Unless you’re looking for something, hold onto your fast spells like Wisdom of the Elders and Second Sight until the end of your opponents turn. It helps prevent overloading your hand with echo units and being forced to discard while holding up power for other answers like Decay or Desert Marshal.
Modify the removal package based on what you’re seeing. Backlash and Eilyn’s help against control and slow decks, while an abundance of Rakano might prompt more Lightning Strikes and early options like Storm Lynx. The new Passage of Eons is a pretty good card for clearing tough boards, but be careful not to silence your own permafrosts.
Our sillier fun-ofs include Excavate and Elysian Pathfinder, both of which are there to add to Nictotraxian’s pile of random cards and flood your opponent out of threats. You can play Pathfinder blind – it’s only got a few targets and they’re all grand – and Excavate’s recursion is good for renewing Harsh Rule or a key card as a last resort. Don’t use it too early – denying yourself new cards is rarely a good idea.

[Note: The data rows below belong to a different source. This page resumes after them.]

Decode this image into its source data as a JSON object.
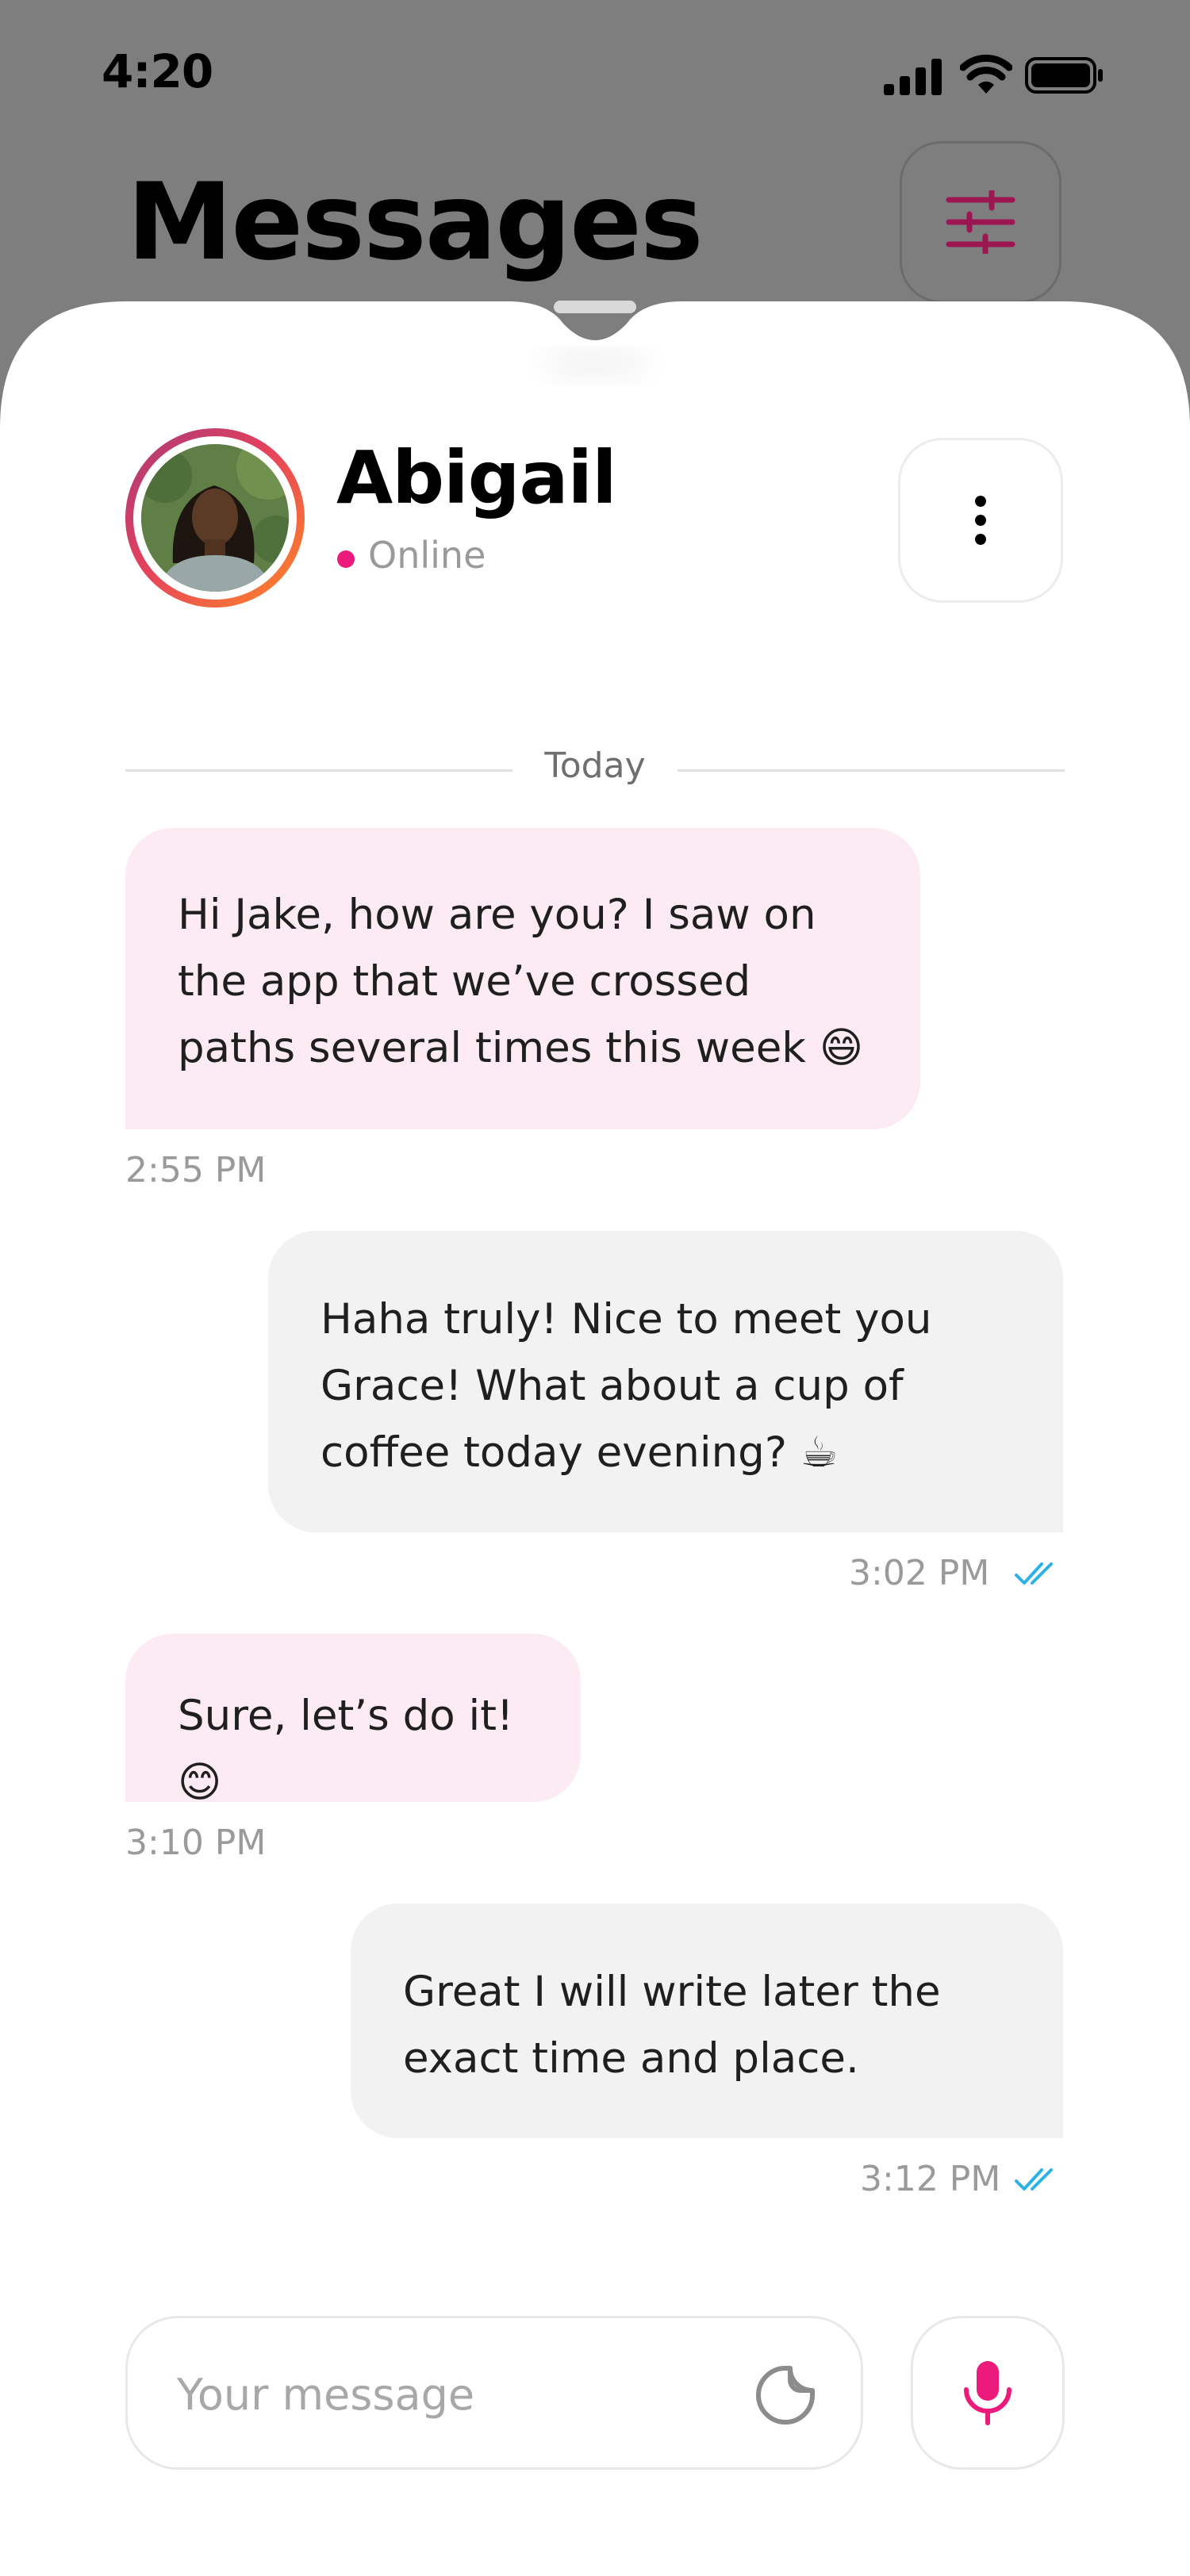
{
  "status_bar": {
    "time": "4:20"
  },
  "header": {
    "title": "Messages"
  },
  "contact": {
    "name": "Abigail",
    "status": "Online"
  },
  "conversation": {
    "date_divider": "Today",
    "messages": [
      {
        "direction": "incoming",
        "text": "Hi Jake, how are you? I saw on the app that we’ve crossed paths several times this week 😄",
        "time": "2:55 PM"
      },
      {
        "direction": "outgoing",
        "text": "Haha truly! Nice to meet you Grace! What about a cup of coffee today evening? ☕",
        "time": "3:02 PM",
        "read": true
      },
      {
        "direction": "incoming",
        "text": "Sure, let’s do it! 😊",
        "time": "3:10 PM"
      },
      {
        "direction": "outgoing",
        "text": "Great I will write later the exact time and place.",
        "time": "3:12 PM",
        "read": true
      }
    ]
  },
  "composer": {
    "placeholder": "Your message"
  },
  "icons": {
    "filter": "sliders-icon",
    "more": "vertical-dots-icon",
    "sticker": "sticker-icon",
    "mic": "microphone-icon",
    "read": "double-check-icon"
  },
  "colors": {
    "accent": "#ec1a7b",
    "filter_icon": "#9c1752",
    "incoming_bubble": "#fdebf3",
    "outgoing_bubble": "#f2f2f2",
    "read_ticks": "#2bb3e3",
    "backdrop": "#7e7e7e"
  }
}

Ease off on Nictotraxian and the finishers the more that dominant aggro and tempo decks are in the meta. This deck is designed to outvalue most control decks, so it plays the slow game perhaps a little too well. Cutting a Dragon or two in favor of some early removal will damage your value matchups but give you a bit more breathing room early.
If you’re looking to make the deck even sillier, I recommend Crown of Possibilities. The Second Sight/Twinning Ritual package is already there, and Nictotraxian is the kind of stats that makes any skill look enticing.
That’s the whole package! The deck is pretty straightforward in principle, but in practice, it’s a kick and a half and you’re going to have a lot of interesting decisions to make due to the random cards and shenanigans. If you’re interested in a visual representation and some gameplay you can check out the corresponding brew video here. Good luck, have fun, and try not to make too much Clank! She hates that part.